## Work item
Show all lines of the entries in which the word "numero" is found.

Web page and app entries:
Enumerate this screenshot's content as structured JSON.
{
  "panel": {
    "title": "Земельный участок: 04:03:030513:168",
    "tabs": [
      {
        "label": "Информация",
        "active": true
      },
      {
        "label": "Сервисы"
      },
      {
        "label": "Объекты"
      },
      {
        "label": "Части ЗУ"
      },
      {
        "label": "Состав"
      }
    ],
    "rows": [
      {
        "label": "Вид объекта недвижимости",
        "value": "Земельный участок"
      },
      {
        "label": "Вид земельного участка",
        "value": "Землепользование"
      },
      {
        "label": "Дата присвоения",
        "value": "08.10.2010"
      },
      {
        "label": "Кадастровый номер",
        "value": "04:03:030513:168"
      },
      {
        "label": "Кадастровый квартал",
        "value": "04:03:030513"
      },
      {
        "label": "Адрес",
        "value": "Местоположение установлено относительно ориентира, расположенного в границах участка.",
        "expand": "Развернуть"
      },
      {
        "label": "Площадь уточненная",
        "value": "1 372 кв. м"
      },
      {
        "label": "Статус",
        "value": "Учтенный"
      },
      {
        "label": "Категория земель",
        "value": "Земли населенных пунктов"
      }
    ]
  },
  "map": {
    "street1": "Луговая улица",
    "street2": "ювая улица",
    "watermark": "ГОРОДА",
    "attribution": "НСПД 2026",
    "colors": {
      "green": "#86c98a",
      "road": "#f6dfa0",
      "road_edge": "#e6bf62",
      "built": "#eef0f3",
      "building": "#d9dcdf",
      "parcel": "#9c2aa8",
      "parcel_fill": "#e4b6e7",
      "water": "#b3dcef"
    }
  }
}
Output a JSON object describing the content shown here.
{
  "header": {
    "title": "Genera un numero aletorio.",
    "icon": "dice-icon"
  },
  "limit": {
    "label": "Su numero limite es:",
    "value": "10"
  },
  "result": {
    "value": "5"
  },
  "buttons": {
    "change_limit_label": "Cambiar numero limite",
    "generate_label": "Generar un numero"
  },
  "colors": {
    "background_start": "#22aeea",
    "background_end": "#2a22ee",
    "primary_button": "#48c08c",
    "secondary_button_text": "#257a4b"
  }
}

## Exercise answer
    "title": "Genera un numero aletorio.",
    "label": "Su numero limite es:",
    "change_limit_label": "Cambiar numero limite",
    "generate_label": "Generar un numero"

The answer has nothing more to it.